This video is part of a series made in collaboration with the Workers Arts and Heritage Center as part of the All for 9 and Nine for All project.


On May 15th 1872, when the Nine Hour Parade marched on Stewart Street past the Workers Arts & Heritage Center, each of the craft units that were marching were carrying banners. The banners had slogans like: “Art is long, life is short”, “Relaxation gives dignity to our labor”, and “Nine Hours, No surrender”. Each of the banners demarcated the craft unit as a craft so it identified who those folks were. But also, the banners were the slogans explaining why they were marching and what they wanted out of the Nine Hour Movement. They wanted more time to improve themselves, they wanted dignity in their work, they wanted a shorter working day. Therefore, banners were important during the parade to signify and publicly declare the aspirations of the Nine Hour Movement and they remain a collective symbol of solidarity and identity for working class people and organized labor.

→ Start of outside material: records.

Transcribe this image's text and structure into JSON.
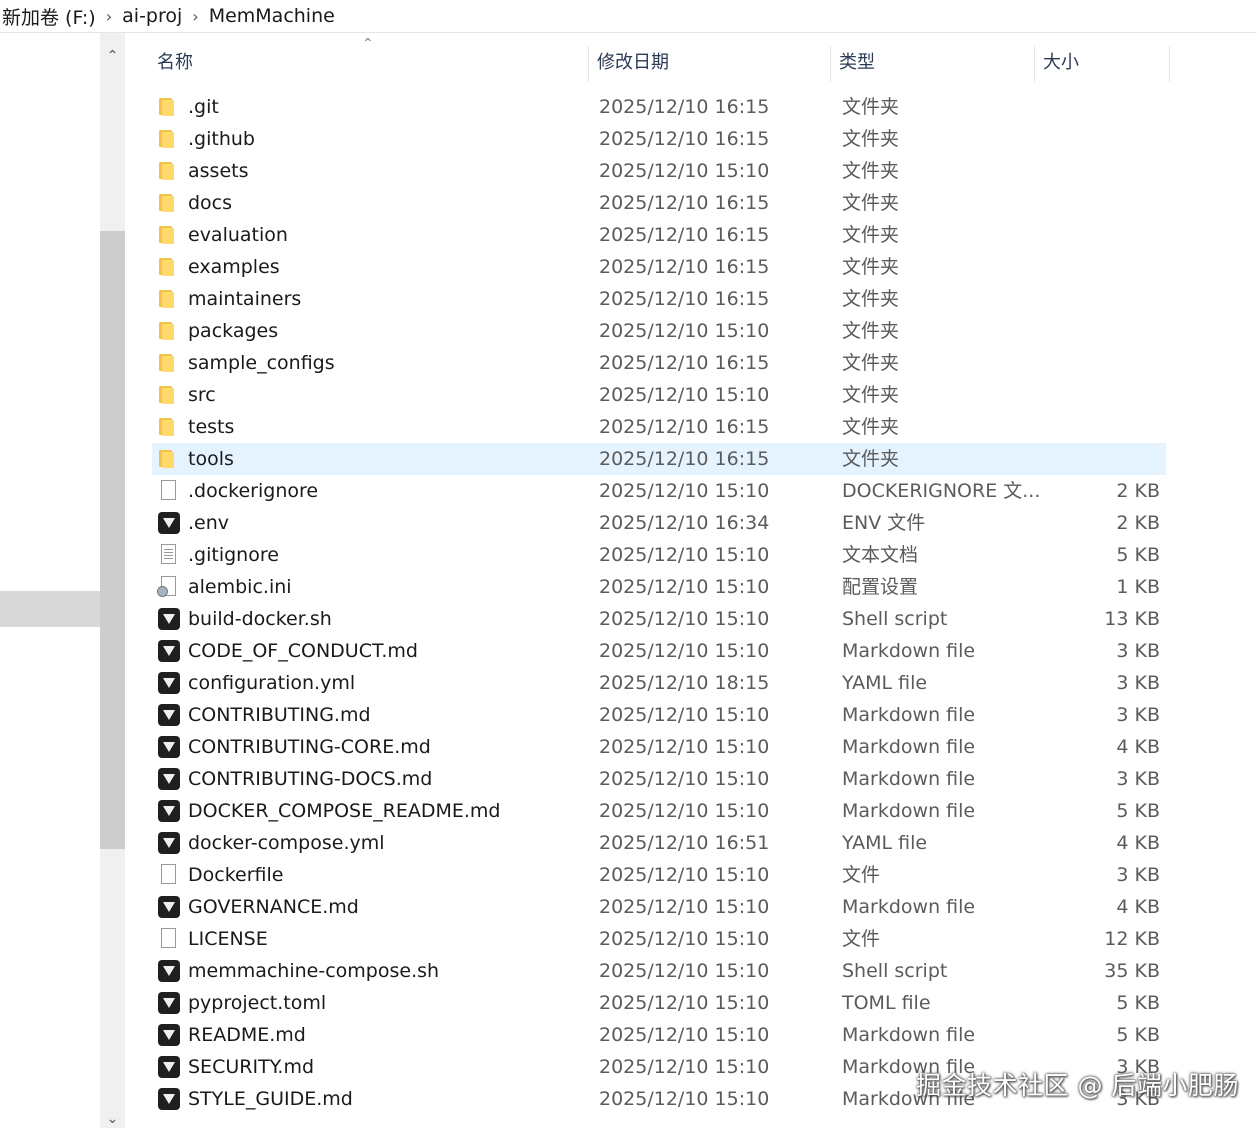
{
  "breadcrumb": {
    "items": [
      "新加卷 (F:)",
      "ai-proj",
      "MemMachine"
    ],
    "separator": "›"
  },
  "header": {
    "name": "名称",
    "date": "修改日期",
    "type": "类型",
    "size": "大小"
  },
  "files": [
    {
      "name": ".git",
      "date": "2025/12/10 16:15",
      "type": "文件夹",
      "size": "",
      "icon": "folder-icon"
    },
    {
      "name": ".github",
      "date": "2025/12/10 16:15",
      "type": "文件夹",
      "size": "",
      "icon": "folder-icon"
    },
    {
      "name": "assets",
      "date": "2025/12/10 15:10",
      "type": "文件夹",
      "size": "",
      "icon": "folder-icon"
    },
    {
      "name": "docs",
      "date": "2025/12/10 16:15",
      "type": "文件夹",
      "size": "",
      "icon": "folder-icon"
    },
    {
      "name": "evaluation",
      "date": "2025/12/10 16:15",
      "type": "文件夹",
      "size": "",
      "icon": "folder-icon"
    },
    {
      "name": "examples",
      "date": "2025/12/10 16:15",
      "type": "文件夹",
      "size": "",
      "icon": "folder-icon"
    },
    {
      "name": "maintainers",
      "date": "2025/12/10 16:15",
      "type": "文件夹",
      "size": "",
      "icon": "folder-icon"
    },
    {
      "name": "packages",
      "date": "2025/12/10 15:10",
      "type": "文件夹",
      "size": "",
      "icon": "folder-icon"
    },
    {
      "name": "sample_configs",
      "date": "2025/12/10 16:15",
      "type": "文件夹",
      "size": "",
      "icon": "folder-icon"
    },
    {
      "name": "src",
      "date": "2025/12/10 15:10",
      "type": "文件夹",
      "size": "",
      "icon": "folder-icon"
    },
    {
      "name": "tests",
      "date": "2025/12/10 16:15",
      "type": "文件夹",
      "size": "",
      "icon": "folder-icon"
    },
    {
      "name": "tools",
      "date": "2025/12/10 16:15",
      "type": "文件夹",
      "size": "",
      "icon": "folder-icon",
      "selected": true
    },
    {
      "name": ".dockerignore",
      "date": "2025/12/10 15:10",
      "type": "DOCKERIGNORE 文...",
      "size": "2 KB",
      "icon": "blank-file-icon"
    },
    {
      "name": ".env",
      "date": "2025/12/10 16:34",
      "type": "ENV 文件",
      "size": "2 KB",
      "icon": "app-file-icon"
    },
    {
      "name": ".gitignore",
      "date": "2025/12/10 15:10",
      "type": "文本文档",
      "size": "5 KB",
      "icon": "text-file-icon"
    },
    {
      "name": "alembic.ini",
      "date": "2025/12/10 15:10",
      "type": "配置设置",
      "size": "1 KB",
      "icon": "settings-file-icon"
    },
    {
      "name": "build-docker.sh",
      "date": "2025/12/10 15:10",
      "type": "Shell script",
      "size": "13 KB",
      "icon": "app-file-icon"
    },
    {
      "name": "CODE_OF_CONDUCT.md",
      "date": "2025/12/10 15:10",
      "type": "Markdown file",
      "size": "3 KB",
      "icon": "app-file-icon"
    },
    {
      "name": "configuration.yml",
      "date": "2025/12/10 18:15",
      "type": "YAML file",
      "size": "3 KB",
      "icon": "app-file-icon"
    },
    {
      "name": "CONTRIBUTING.md",
      "date": "2025/12/10 15:10",
      "type": "Markdown file",
      "size": "3 KB",
      "icon": "app-file-icon"
    },
    {
      "name": "CONTRIBUTING-CORE.md",
      "date": "2025/12/10 15:10",
      "type": "Markdown file",
      "size": "4 KB",
      "icon": "app-file-icon"
    },
    {
      "name": "CONTRIBUTING-DOCS.md",
      "date": "2025/12/10 15:10",
      "type": "Markdown file",
      "size": "3 KB",
      "icon": "app-file-icon"
    },
    {
      "name": "DOCKER_COMPOSE_README.md",
      "date": "2025/12/10 15:10",
      "type": "Markdown file",
      "size": "5 KB",
      "icon": "app-file-icon"
    },
    {
      "name": "docker-compose.yml",
      "date": "2025/12/10 16:51",
      "type": "YAML file",
      "size": "4 KB",
      "icon": "app-file-icon"
    },
    {
      "name": "Dockerfile",
      "date": "2025/12/10 15:10",
      "type": "文件",
      "size": "3 KB",
      "icon": "blank-file-icon"
    },
    {
      "name": "GOVERNANCE.md",
      "date": "2025/12/10 15:10",
      "type": "Markdown file",
      "size": "4 KB",
      "icon": "app-file-icon"
    },
    {
      "name": "LICENSE",
      "date": "2025/12/10 15:10",
      "type": "文件",
      "size": "12 KB",
      "icon": "blank-file-icon"
    },
    {
      "name": "memmachine-compose.sh",
      "date": "2025/12/10 15:10",
      "type": "Shell script",
      "size": "35 KB",
      "icon": "app-file-icon"
    },
    {
      "name": "pyproject.toml",
      "date": "2025/12/10 15:10",
      "type": "TOML file",
      "size": "5 KB",
      "icon": "app-file-icon"
    },
    {
      "name": "README.md",
      "date": "2025/12/10 15:10",
      "type": "Markdown file",
      "size": "5 KB",
      "icon": "app-file-icon"
    },
    {
      "name": "SECURITY.md",
      "date": "2025/12/10 15:10",
      "type": "Markdown file",
      "size": "3 KB",
      "icon": "app-file-icon"
    },
    {
      "name": "STYLE_GUIDE.md",
      "date": "2025/12/10 15:10",
      "type": "Markdown file",
      "size": "3 KB",
      "icon": "app-file-icon"
    }
  ],
  "watermark": "掘金技术社区 @ 后端小肥肠",
  "colors": {
    "selected_row": "#e5f3ff",
    "folder": "#ffd96a",
    "header_text": "#2b3a55"
  }
}
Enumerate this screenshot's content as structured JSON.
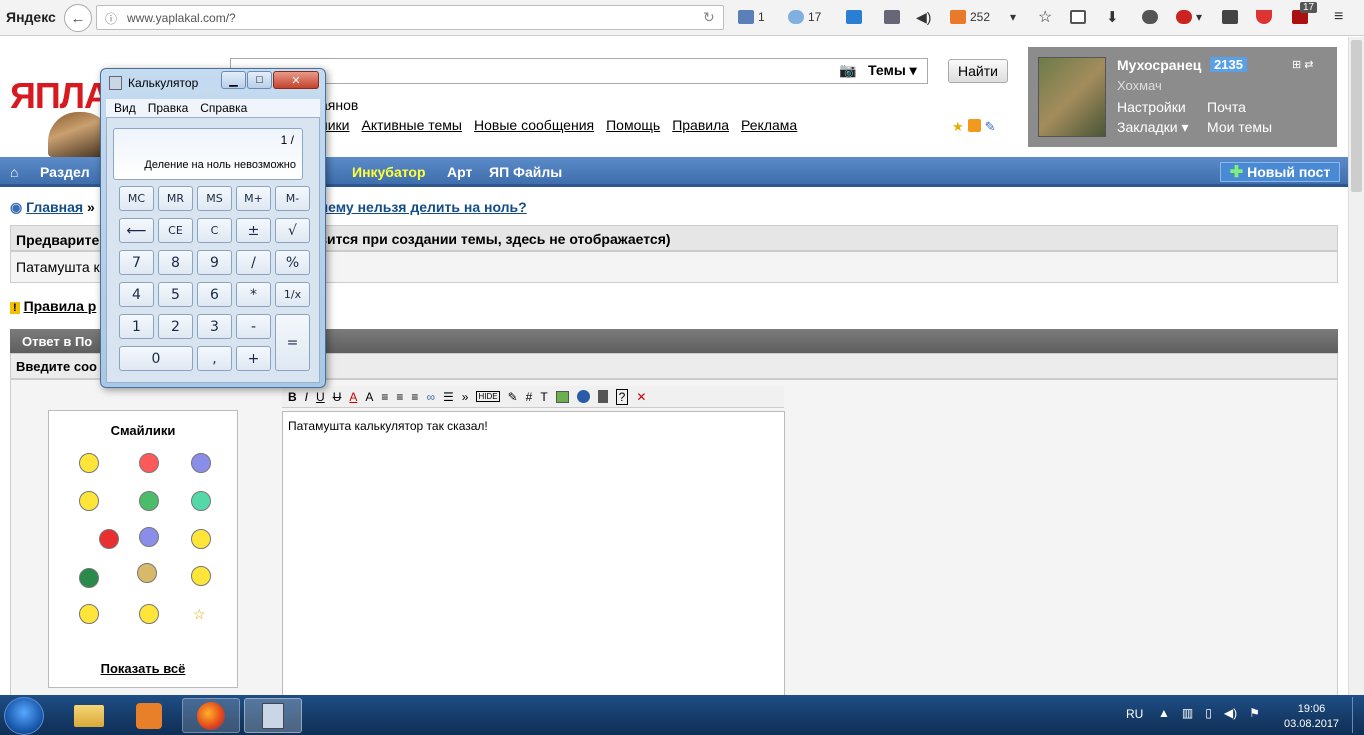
{
  "browser": {
    "brand": "Яндекс",
    "url": "www.yaplakal.com/?",
    "mail_count": "1",
    "weather": "17",
    "counter": "252",
    "ext_badge": "17"
  },
  "site": {
    "logo_text": "ЯПЛА",
    "search_scope": "Темы",
    "find_button": "Найти",
    "tagline": "аянов",
    "top_links": [
      "ники",
      "Активные темы",
      "Новые сообщения",
      "Помощь",
      "Правила",
      "Реклама"
    ]
  },
  "user": {
    "name": "Мухосранец",
    "karma": "2135",
    "status": "Хохмач",
    "links": [
      "Настройки",
      "Почта",
      "Закладки ▾",
      "Мои темы"
    ]
  },
  "nav": {
    "home_icon": "home-icon",
    "items": [
      "Раздел",
      "Инкубатор",
      "Арт",
      "ЯП Файлы"
    ],
    "new_post": "Новый пост"
  },
  "breadcrumb": {
    "home": "Главная",
    "sep": "»",
    "topic": "чему нельзя делить на ноль?"
  },
  "preview": {
    "head_left": "Предварите",
    "head_right": "зится при создании темы, здесь не отображается)",
    "body": "Патамушта к"
  },
  "rules": {
    "label": "Правила р"
  },
  "reply": {
    "head": "Ответ в По",
    "subhead": "Введите соо"
  },
  "smilies": {
    "title": "Смайлики",
    "show_all": "Показать всё"
  },
  "editor": {
    "content": "Патамушта калькулятор так сказал!"
  },
  "calculator": {
    "title": "Калькулятор",
    "menu": [
      "Вид",
      "Правка",
      "Справка"
    ],
    "expression": "1 /",
    "message": "Деление на ноль невозможно",
    "rows": [
      [
        "MC",
        "MR",
        "MS",
        "M+",
        "M-"
      ],
      [
        "⟵",
        "CE",
        "C",
        "±",
        "√"
      ],
      [
        "7",
        "8",
        "9",
        "/",
        "%"
      ],
      [
        "4",
        "5",
        "6",
        "*",
        "1/x"
      ],
      [
        "1",
        "2",
        "3",
        "-",
        "="
      ],
      [
        "0",
        ",",
        "+"
      ]
    ]
  },
  "taskbar": {
    "lang": "RU",
    "time": "19:06",
    "date": "03.08.2017"
  }
}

Here are some banners from the Workers Arts & Heritage Center’s permanent collection. We have some beautiful examples like this one from the Amalgamated Clothing Workers of America. It represents a number of locals and shows how banners conveyed solidarity across unions and locals for collective action, for solidarity, and for organizing. This one is from 1916. We also have this one over here from the International Lady Garment Workers Union. It represents woman workers. This one is out of Toronto, local 68. These banners could be carried in parades, like they were back in 1872, or they could be hung in union halls. They were symbols of identity, and they were also collective symbols of solidarity. They showed who the workers were and often times showcased the skills of the workers. Such as the fringe and painting on this banner. They were visible symbols of the struggles for better pay, for decent work, closing the wage gap, and being recognized as workers in the case of women. We have another very interesting example of the legacy of banners in the Workers Arts & Heritage Center’s permanent collection with this banner. It represents a more contemporary iteration of banner-making and how the arts movement has combined and how arts have influenced and benefitted workers even in a contemporary context. This banner was commissioned by the Energy and Chemical workers union, which later became the CAW, and later became UNIFOR. It was commissioned and painted by two of the Workers Arts & Heritage Center’s co-founders, Carole Condé and Karl Beveridge. It shows workers in the Energy and Chemical Workers Union educating themselves, thinking about health and safety, some of the key actions that banners, and organized labor were fighting for in the movements like 1872 all the way through to the common and collective actions that we see today.